ARLINGTON, Wash. — Whenever Alyssa Pries logs on to her computer, it's an adventure.
"All day long I get error messages that tell me to check my internet connection," said Pries. "It's all day."
Pries runs a small business out of her home in Arlington, which she says is increasingly difficult because her internet goes down more than 50 times a day.
"It gets really frustrating," she said. "I don't mind paying for a service if I receive the service, but it just seems like money out the door."
A spokesman for the communications company says an analysis found the family runs six devices in their home and they appear to be maxing out their Digital Subscriber Line (DSL) service. DSL is the only service available in the neighborhood.
Pries, however, believes Frontier has taken on more customers than its network can handle.
"It's like me overselling and never filling my orders, but still taking their money and telling my customers, you paid for it. Sorry that I couldn't get it out to you,” Pries said.
The Frontier representative said the company constantly evaluates its service areas "to explore the best options to expand broadband availability and increase speeds. In some instances, we have facilities that operate at capacity. Upgrades are on a case-by-case basis following careful review and detailed analysis."
The representative promised to send a technician to Pries’ home as soon as possible.
Customers have logged more than 900 complaints against Frontier with the state Attorney General's office over the past six years.
Pries says she would gladly switch internet providers, but feels trapped because no other companies operate in her neighborhood.
"Just this last week I was on the phone for two hours and 45 minutes. It was six different phone calls with customer service, and I got disconnected with them every time,” she said.
Frontier also says help is on the way for rural customers in the form of money through the Federal Communications Commission’s Connect America Fund which will enable it to offer high-speed internet of at least 10 Mbps to additional locations in its service areas.
You can read the company's full statement below:
"Frontier is committed to providing reliable, affordable phone, internet and connectivity services to our customers. We are investigating the two customer cases presented to us by KING-TV and will help resolve those as promptly as reasonably possible.
Every single customer is important, and one displeased or out-of-service customer is one too many. In a large, geographically diverse territory there are hundreds of customer service requests daily and the majority are handled and restored in a single day. Uncontrollable events like severe weather, construction crews cutting cables, cars hitting telephone poles or equipment cabinets or a variety of similar mishaps can cause service disruptions and delay response and restore efforts.
Our network is healthy, robust and daily delivers reliable service. We recognize we experience service issues and delays from time-to-time to some of our customers and apologize for any disruption to services. Our system is constantly monitored, and our crews respond with urgency to troubleshoot and resolve all reported issues.
Frontier understands our rural customers desire the same educational, economic development, and entertainment options that a High-Speed Internet connection brings. We constantly evaluate our service areas to explore the best options to expand broadband availability and increase speeds. In some instances, we have facilities that operate at capacity. This means we cannot accept new customers or deliver additional services. Upgrades are on a case-by-case basis following careful review and detailed analysis.

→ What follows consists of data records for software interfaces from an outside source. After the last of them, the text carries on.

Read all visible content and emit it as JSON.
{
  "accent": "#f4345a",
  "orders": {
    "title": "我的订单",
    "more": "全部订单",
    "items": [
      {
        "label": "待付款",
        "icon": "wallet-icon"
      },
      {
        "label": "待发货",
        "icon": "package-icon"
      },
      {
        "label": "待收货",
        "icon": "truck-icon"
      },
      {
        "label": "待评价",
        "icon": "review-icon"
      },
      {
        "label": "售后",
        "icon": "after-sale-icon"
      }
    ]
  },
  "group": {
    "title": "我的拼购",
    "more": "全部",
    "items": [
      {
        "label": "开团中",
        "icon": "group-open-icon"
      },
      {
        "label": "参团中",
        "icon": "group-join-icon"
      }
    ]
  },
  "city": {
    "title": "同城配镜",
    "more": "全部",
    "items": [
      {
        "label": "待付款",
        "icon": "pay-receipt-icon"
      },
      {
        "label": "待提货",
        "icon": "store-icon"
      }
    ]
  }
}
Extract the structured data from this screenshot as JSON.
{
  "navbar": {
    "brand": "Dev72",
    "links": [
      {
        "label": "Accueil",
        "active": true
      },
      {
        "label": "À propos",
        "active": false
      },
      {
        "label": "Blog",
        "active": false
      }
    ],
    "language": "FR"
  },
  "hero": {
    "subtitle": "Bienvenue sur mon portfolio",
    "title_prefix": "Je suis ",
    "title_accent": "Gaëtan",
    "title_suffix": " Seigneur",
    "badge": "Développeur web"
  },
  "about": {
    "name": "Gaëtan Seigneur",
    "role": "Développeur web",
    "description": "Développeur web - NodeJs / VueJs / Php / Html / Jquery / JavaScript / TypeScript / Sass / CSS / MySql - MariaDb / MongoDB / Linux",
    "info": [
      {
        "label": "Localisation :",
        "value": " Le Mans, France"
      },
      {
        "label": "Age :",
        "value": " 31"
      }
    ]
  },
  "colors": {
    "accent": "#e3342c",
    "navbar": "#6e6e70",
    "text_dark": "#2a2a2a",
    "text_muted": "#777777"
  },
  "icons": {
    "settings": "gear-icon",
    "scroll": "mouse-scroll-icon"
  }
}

In addition to its own investment, Frontier has accepted funding through the Federal Communications Commission’s Connect America Fund to enable it to offer high-speed Internet of at least 10mbps to additional locations in our service area. The FCC makes funding available in specific areas where it determines it is not economically viable for a carrier alone to provide broadband service.
We’re confident additional network enhancements we plan to make in Washington will help in addressing Internet speed and service issues for many customers,"
Corporate Communications and External Affairs